Then the music stopped with the ‘isms’ that would derail progress — the nationalism of the World War I and then the emergence of communism and fascism followed by a second global war.
This is where Polanyi comes in. In reaction to the displacement of social relationships by the market, he argued society would strike back against what it sees as unfair outcomes.
“As a consequence, a market society will face a backlash — it can be a left-wing backlash, it can be a right-wing backlash, but there will be a backlash — and it will be powerful,” DeLong writes.
A backlash also killed off the equitable wealth creation of the social democratic post-war era amid the great inflation of the 1970s which then ushered in Thatcherism and Reaganism.
Despite what DeLong sees as the failure of the new neoliberal project, it remains the dominant economic and political force, animating Bill Clinton and Tony Blair as well as Fine Gael here in Ireland.
DeLong had announced in a 1998 lecture with the same title as this book that he aimed to complete the work by the end of that century. Had he done so, it would have been a very different narrative. Communism had been defeated only a decade earlier and China had not yet started cutting a swathe through the American heartland.
As recently 2006, DeLong saw “rising working- and middle-class incomes in America during the next generation”. Economists, he stated, could transform the business cycle “from a life-threatening economic yellow fever of the society into the occasional night sweats and fevers”.
That dream died in the financial crisis, which the author says was mishandled by Barack Obama. Now we have real fascists winning the Italian election and ‘nativists’ running Hungary, Britain and America under Donald Trump. Europe is at war again, thanks to Vladimir Putin. While income growth for those at the top is better than ever, white men lower down the scale now resent having to share their slice of the economic pie with ethnic minorities and women. “A new story, which needs a new grand narrative that we do not yet know, has begun,” DeLong concludes.

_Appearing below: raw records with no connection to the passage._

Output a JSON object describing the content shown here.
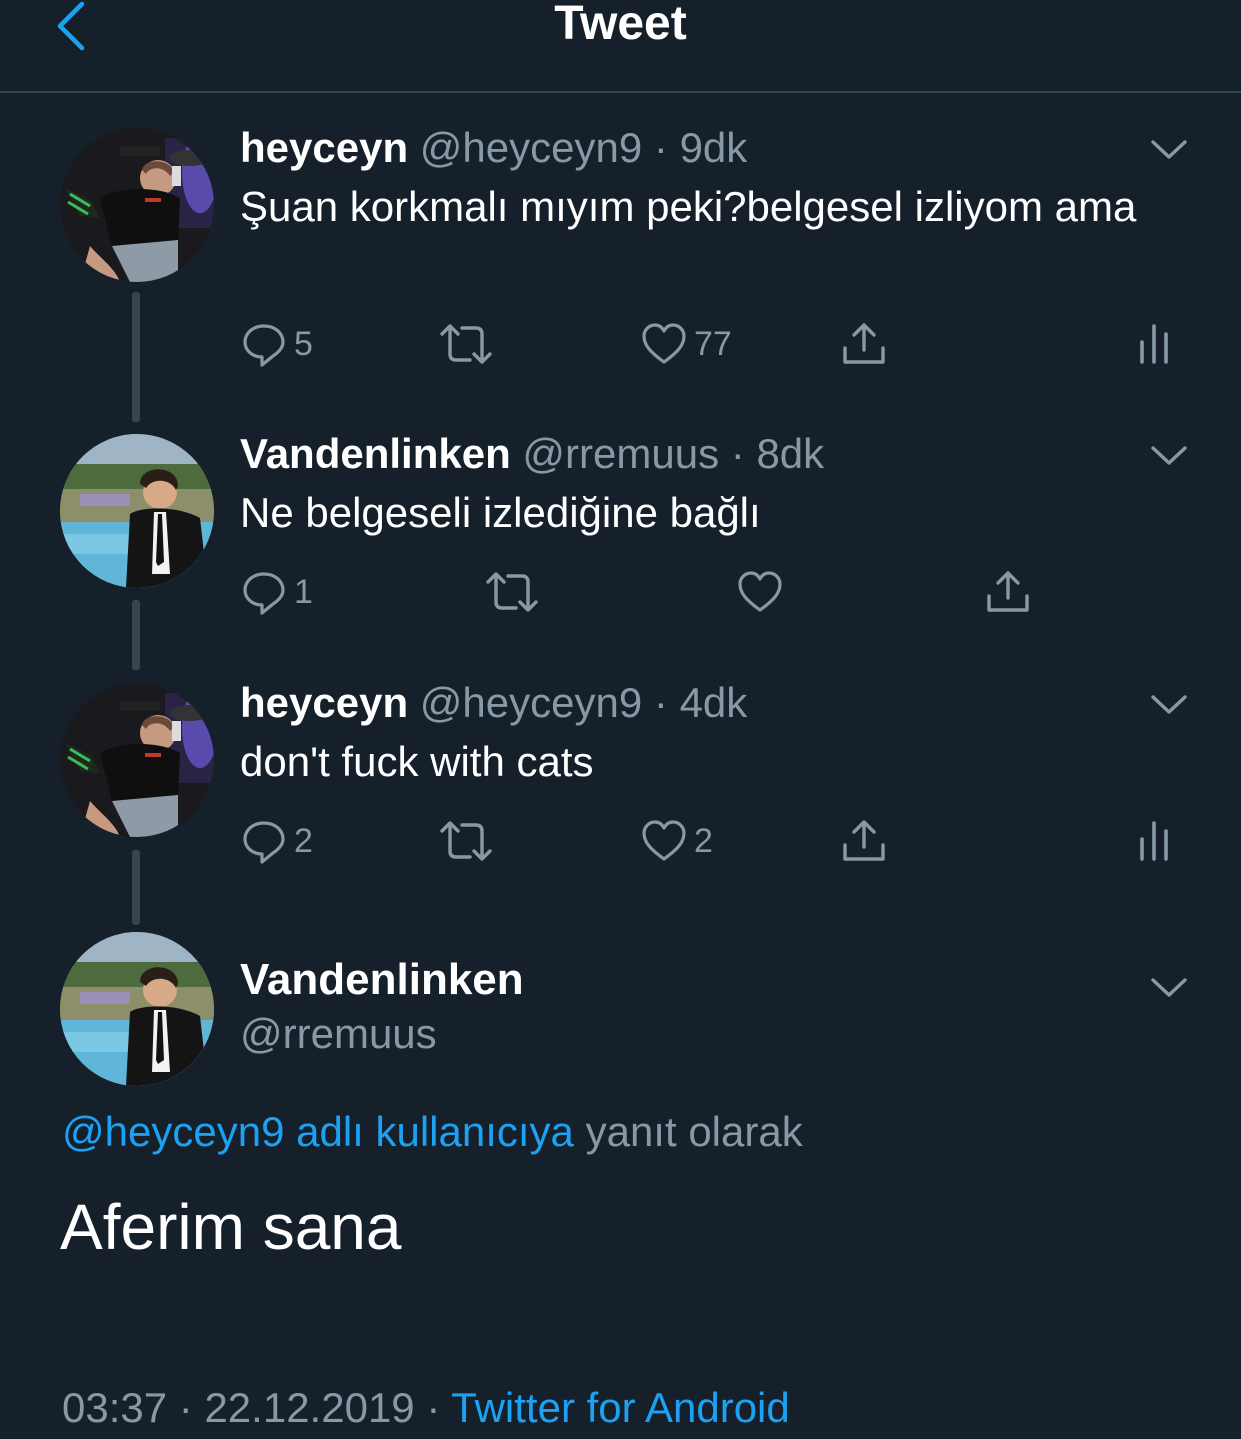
{
  "header": {
    "title": "Tweet"
  },
  "tweets": [
    {
      "name": "heyceyn",
      "handle": "@heyceyn9",
      "sep": "·",
      "time": "9dk",
      "text": "Şuan korkmalı mıyım peki?belgesel izliyom ama",
      "replies": "5",
      "likes": "77"
    },
    {
      "name": "Vandenlinken",
      "handle": "@rremuus",
      "sep": "·",
      "time": "8dk",
      "text": "Ne belgeseli izlediğine bağlı",
      "replies": "1",
      "likes": ""
    },
    {
      "name": "heyceyn",
      "handle": "@heyceyn9",
      "sep": "·",
      "time": "4dk",
      "text": "don't fuck with cats",
      "replies": "2",
      "likes": "2"
    }
  ],
  "main_tweet": {
    "name": "Vandenlinken",
    "handle": "@rremuus",
    "reply_to_link": "@heyceyn9 adlı kullanıcıya",
    "reply_to_suffix": " yanıt olarak",
    "text": "Aferim sana",
    "time": "03:37",
    "sep": "·",
    "date": "22.12.2019",
    "source": "Twitter for Android"
  },
  "colors": {
    "background": "#15202b",
    "accent": "#1da1f2",
    "muted": "#8899a6",
    "divider": "#38444d"
  },
  "icons": [
    "back-chevron-icon",
    "reply-icon",
    "retweet-icon",
    "like-icon",
    "share-icon",
    "analytics-icon",
    "caret-down-icon"
  ]
}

Non-fiction: Slouching Towards Utopia <bit.ly/3pP3Krk> by J Bradford DeLong
Basic Books, 624 pages, hardcover €22.99; e-book £17.99